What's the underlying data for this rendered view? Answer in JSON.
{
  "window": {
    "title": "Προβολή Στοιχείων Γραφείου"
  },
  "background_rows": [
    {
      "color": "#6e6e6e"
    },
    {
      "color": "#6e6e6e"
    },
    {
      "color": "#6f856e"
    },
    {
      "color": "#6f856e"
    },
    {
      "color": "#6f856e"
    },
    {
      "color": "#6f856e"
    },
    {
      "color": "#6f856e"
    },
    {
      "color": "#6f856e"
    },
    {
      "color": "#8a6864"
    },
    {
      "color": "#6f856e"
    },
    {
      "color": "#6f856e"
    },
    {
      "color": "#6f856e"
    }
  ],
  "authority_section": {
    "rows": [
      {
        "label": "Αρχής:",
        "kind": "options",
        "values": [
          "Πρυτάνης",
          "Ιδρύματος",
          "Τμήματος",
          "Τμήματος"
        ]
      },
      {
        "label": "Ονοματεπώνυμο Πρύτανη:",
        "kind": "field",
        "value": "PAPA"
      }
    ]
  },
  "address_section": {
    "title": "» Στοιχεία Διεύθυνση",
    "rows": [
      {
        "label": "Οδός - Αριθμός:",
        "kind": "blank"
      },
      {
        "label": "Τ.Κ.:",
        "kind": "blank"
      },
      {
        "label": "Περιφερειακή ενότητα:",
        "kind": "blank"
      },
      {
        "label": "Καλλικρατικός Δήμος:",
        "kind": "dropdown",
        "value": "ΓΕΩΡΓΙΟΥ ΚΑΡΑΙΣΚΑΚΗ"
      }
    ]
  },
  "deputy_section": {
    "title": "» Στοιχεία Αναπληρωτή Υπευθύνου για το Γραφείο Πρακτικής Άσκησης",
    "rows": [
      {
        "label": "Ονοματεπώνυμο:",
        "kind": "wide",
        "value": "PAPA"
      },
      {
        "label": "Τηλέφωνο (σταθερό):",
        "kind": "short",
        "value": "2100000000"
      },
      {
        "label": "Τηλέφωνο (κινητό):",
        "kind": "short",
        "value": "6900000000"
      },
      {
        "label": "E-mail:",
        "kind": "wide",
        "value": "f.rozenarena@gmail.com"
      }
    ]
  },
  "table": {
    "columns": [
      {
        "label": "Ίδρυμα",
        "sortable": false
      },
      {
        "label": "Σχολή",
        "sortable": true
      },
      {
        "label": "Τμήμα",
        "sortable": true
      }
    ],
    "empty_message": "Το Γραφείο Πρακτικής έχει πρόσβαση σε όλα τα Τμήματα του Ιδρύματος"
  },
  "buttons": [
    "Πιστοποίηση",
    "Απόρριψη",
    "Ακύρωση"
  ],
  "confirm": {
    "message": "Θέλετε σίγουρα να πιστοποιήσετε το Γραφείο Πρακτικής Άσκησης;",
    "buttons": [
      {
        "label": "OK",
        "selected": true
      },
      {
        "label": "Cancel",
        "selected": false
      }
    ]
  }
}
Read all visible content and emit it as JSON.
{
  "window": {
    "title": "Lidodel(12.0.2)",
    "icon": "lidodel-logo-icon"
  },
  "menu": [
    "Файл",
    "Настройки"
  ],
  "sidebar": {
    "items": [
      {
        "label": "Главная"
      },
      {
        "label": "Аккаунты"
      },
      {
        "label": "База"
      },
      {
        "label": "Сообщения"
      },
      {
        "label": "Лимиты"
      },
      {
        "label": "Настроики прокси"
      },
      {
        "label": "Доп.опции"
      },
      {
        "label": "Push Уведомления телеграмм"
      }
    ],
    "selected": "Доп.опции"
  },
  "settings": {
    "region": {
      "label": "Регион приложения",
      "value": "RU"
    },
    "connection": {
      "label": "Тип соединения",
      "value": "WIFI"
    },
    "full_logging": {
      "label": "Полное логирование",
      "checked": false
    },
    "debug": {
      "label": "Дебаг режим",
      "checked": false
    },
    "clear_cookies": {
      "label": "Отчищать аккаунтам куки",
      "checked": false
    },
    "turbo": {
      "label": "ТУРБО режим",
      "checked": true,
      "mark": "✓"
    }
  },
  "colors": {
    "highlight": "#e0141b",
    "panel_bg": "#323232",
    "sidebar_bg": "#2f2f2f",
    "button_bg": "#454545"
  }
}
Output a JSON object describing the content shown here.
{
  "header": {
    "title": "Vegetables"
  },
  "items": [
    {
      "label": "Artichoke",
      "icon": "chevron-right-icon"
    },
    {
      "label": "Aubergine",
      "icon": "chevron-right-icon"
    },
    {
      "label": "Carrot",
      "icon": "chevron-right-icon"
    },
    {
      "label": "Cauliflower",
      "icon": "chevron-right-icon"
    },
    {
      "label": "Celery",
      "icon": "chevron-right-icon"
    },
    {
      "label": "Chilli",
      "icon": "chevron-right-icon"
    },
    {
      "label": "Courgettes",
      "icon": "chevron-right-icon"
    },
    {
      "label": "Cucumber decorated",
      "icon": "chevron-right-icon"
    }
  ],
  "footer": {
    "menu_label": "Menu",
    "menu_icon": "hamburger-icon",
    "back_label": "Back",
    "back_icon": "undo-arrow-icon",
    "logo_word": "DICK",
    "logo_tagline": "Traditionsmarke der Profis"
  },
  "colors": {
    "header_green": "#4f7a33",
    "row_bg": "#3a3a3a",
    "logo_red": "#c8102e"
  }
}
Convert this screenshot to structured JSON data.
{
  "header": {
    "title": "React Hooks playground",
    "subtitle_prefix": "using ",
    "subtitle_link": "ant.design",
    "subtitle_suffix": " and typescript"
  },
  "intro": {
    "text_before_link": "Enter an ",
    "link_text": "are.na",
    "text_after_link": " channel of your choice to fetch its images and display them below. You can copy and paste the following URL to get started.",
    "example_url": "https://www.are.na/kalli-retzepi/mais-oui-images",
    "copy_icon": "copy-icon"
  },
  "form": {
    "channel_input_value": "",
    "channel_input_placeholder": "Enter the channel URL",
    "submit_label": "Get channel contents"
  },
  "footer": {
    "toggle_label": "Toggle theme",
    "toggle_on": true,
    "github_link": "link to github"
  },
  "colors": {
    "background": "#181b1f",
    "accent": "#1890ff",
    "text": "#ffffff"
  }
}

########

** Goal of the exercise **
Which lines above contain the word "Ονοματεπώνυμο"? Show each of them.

** Answer box **
        "label": "Ονοματεπώνυμο Πρύτανη:",
        "label": "Ονοματεπώνυμο:",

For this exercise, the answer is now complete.